* [Aim of the exercise] Your copy should run exactly from the line containing "Give me the" to the last line of the entries below, and it should include no pictures.

[Opening Supplied records section]

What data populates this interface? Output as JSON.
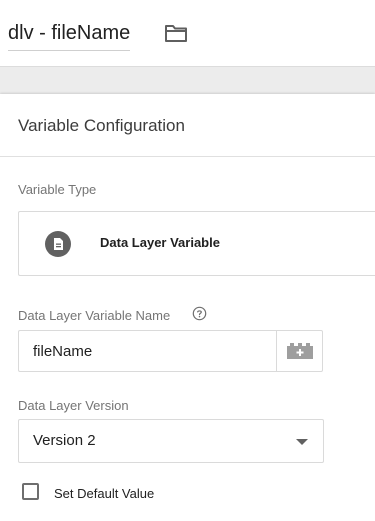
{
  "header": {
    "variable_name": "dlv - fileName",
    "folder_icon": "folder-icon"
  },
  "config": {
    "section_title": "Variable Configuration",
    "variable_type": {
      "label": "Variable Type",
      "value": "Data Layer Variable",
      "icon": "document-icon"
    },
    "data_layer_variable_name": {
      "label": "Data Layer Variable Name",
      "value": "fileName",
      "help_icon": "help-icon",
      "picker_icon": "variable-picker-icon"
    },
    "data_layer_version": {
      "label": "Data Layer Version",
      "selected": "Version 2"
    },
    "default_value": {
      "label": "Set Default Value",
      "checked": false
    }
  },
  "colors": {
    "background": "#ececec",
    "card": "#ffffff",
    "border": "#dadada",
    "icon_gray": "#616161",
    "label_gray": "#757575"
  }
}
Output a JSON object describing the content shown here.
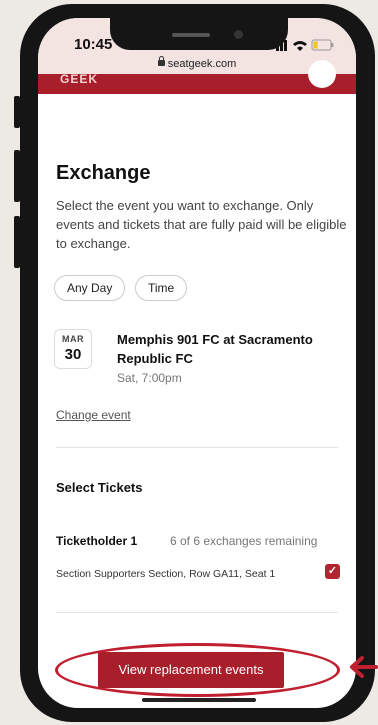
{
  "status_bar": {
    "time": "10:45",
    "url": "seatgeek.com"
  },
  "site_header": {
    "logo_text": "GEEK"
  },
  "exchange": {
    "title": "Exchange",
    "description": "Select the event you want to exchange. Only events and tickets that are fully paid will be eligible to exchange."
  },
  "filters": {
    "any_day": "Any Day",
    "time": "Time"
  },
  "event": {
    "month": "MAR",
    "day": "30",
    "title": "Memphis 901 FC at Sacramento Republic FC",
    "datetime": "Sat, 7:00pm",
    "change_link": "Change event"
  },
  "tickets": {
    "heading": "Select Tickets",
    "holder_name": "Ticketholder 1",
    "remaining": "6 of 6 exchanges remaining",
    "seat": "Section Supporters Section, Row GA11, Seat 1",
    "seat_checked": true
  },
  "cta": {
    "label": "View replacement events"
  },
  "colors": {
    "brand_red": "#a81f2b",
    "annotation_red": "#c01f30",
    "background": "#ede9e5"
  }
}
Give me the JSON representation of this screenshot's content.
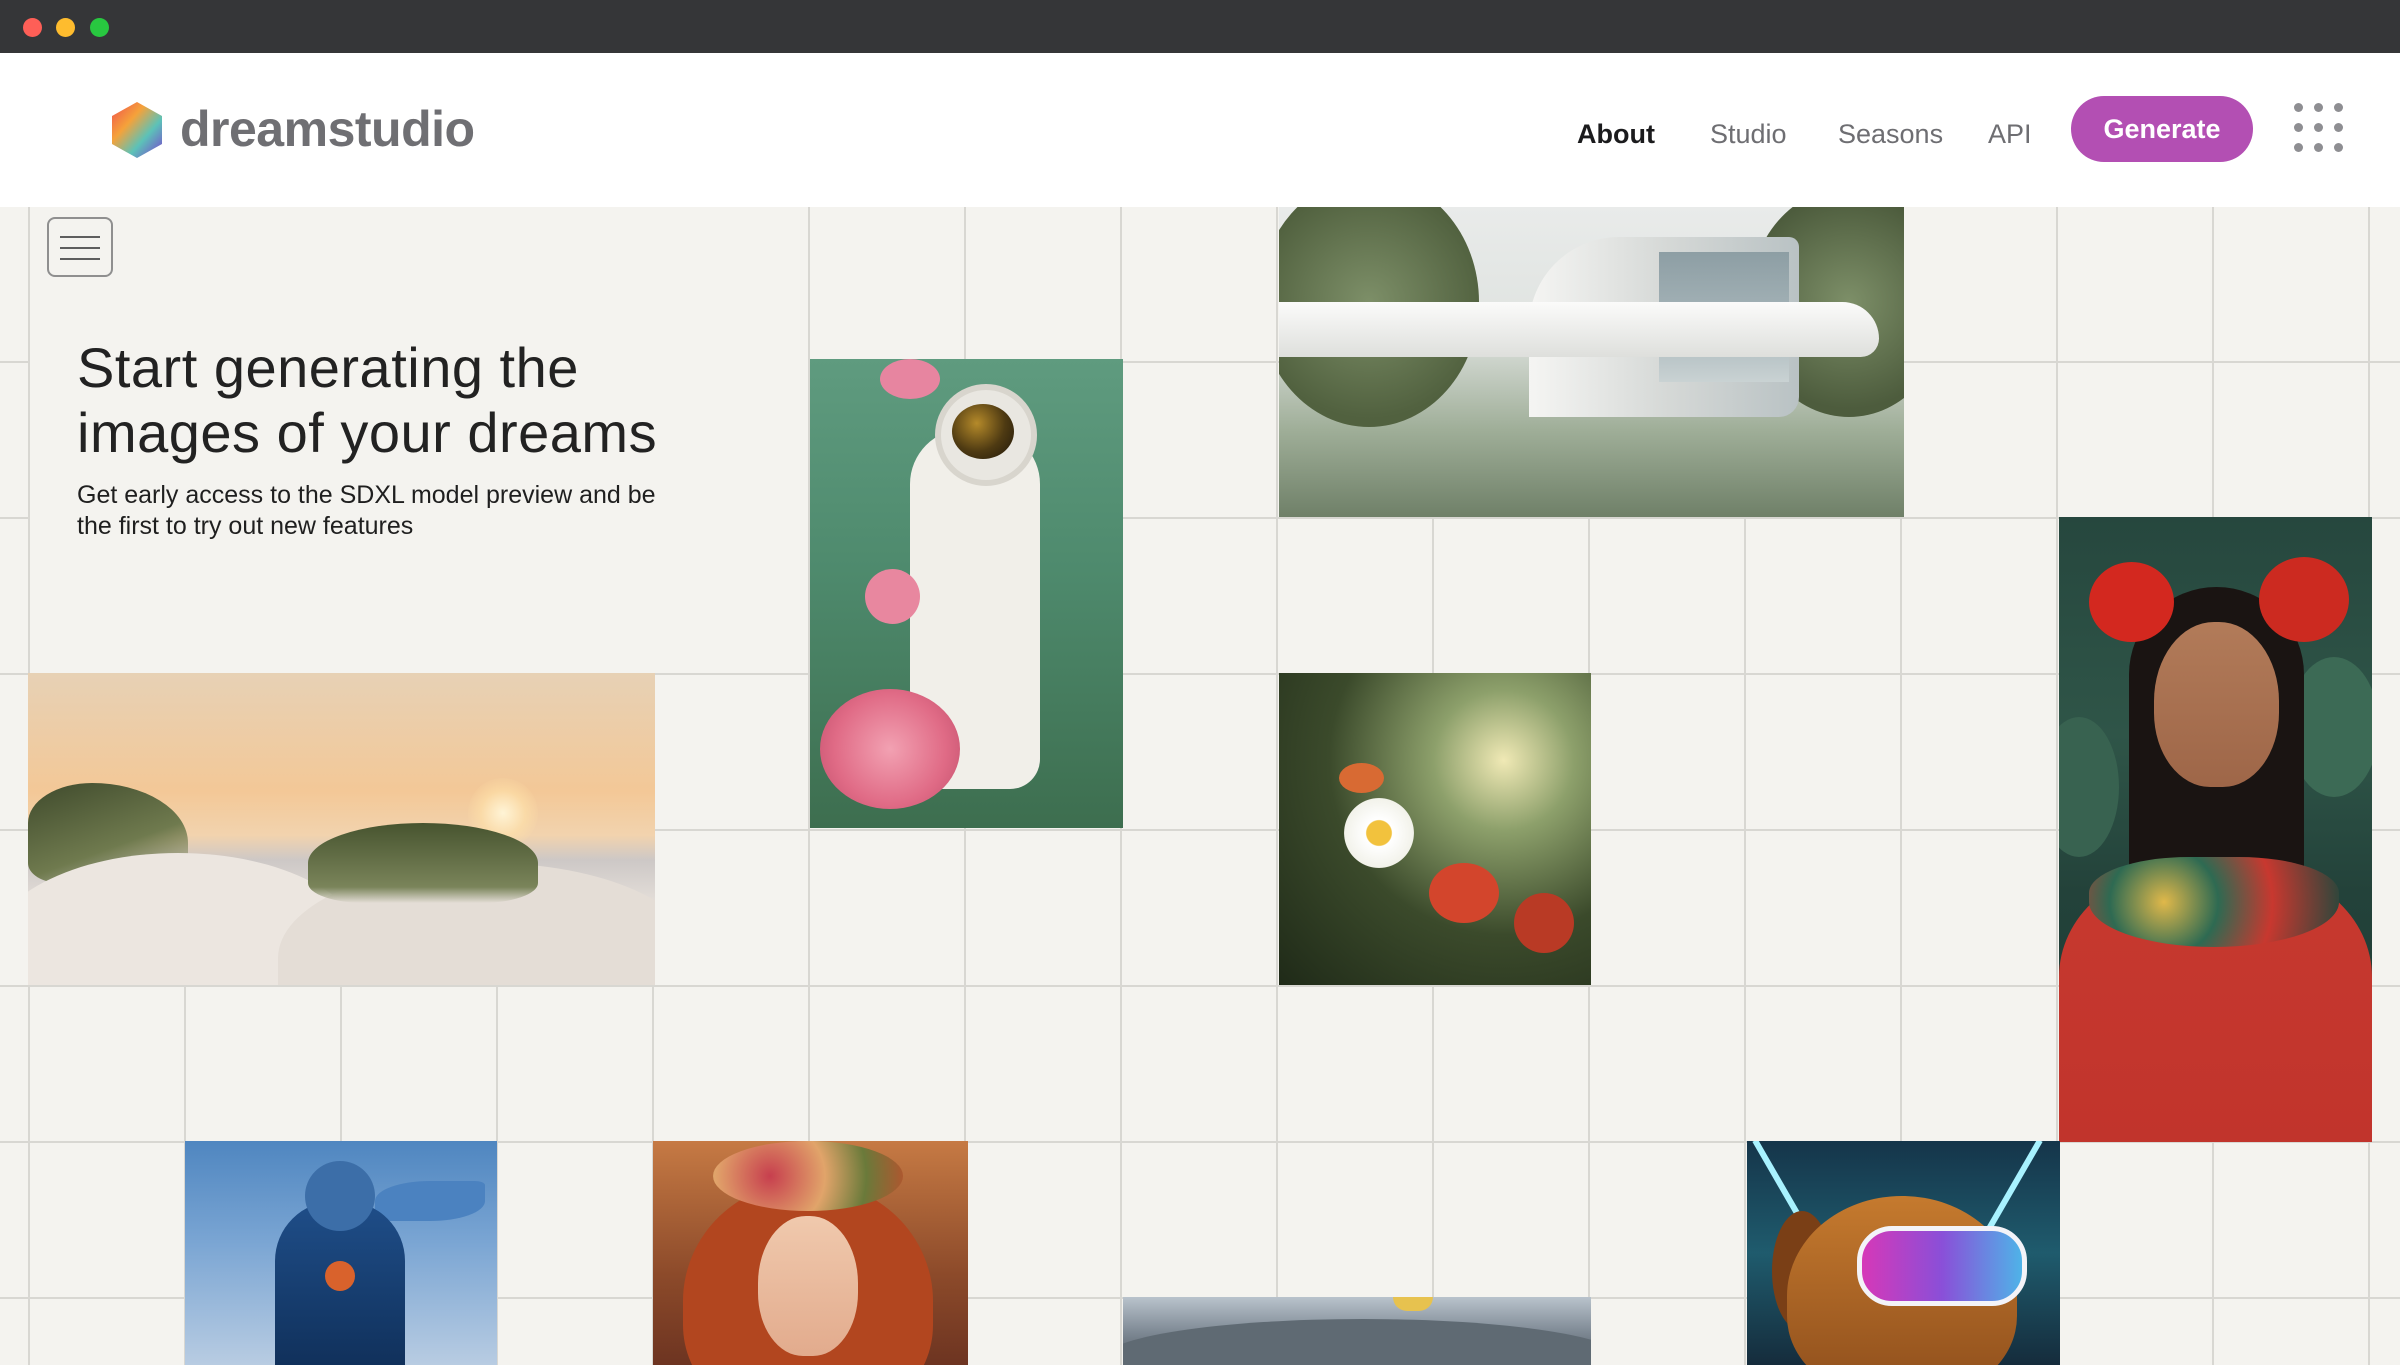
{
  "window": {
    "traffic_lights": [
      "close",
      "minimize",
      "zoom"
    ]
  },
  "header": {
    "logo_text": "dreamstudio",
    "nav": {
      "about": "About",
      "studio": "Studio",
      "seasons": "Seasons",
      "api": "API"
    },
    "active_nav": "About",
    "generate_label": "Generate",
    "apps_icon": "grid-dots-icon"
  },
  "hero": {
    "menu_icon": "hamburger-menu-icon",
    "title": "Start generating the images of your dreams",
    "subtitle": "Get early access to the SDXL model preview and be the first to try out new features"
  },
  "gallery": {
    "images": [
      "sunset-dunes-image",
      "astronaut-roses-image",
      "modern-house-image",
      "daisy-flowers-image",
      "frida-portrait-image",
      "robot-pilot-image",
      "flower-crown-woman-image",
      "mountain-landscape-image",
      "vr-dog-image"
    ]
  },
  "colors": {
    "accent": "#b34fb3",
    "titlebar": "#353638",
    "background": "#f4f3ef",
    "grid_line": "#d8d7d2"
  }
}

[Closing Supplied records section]

* [Solved problem]
Give me the JSON representation of this screenshot's content.
{
  "window": {
    "traffic_lights": [
      "close",
      "minimize",
      "zoom"
    ]
  },
  "header": {
    "logo_text": "dreamstudio",
    "nav": {
      "about": "About",
      "studio": "Studio",
      "seasons": "Seasons",
      "api": "API"
    },
    "active_nav": "About",
    "generate_label": "Generate",
    "apps_icon": "grid-dots-icon"
  },
  "hero": {
    "menu_icon": "hamburger-menu-icon",
    "title": "Start generating the images of your dreams",
    "subtitle": "Get early access to the SDXL model preview and be the first to try out new features"
  },
  "gallery": {
    "images": [
      "sunset-dunes-image",
      "astronaut-roses-image",
      "modern-house-image",
      "daisy-flowers-image",
      "frida-portrait-image",
      "robot-pilot-image",
      "flower-crown-woman-image",
      "mountain-landscape-image",
      "vr-dog-image"
    ]
  },
  "colors": {
    "accent": "#b34fb3",
    "titlebar": "#353638",
    "background": "#f4f3ef",
    "grid_line": "#d8d7d2"
  }
}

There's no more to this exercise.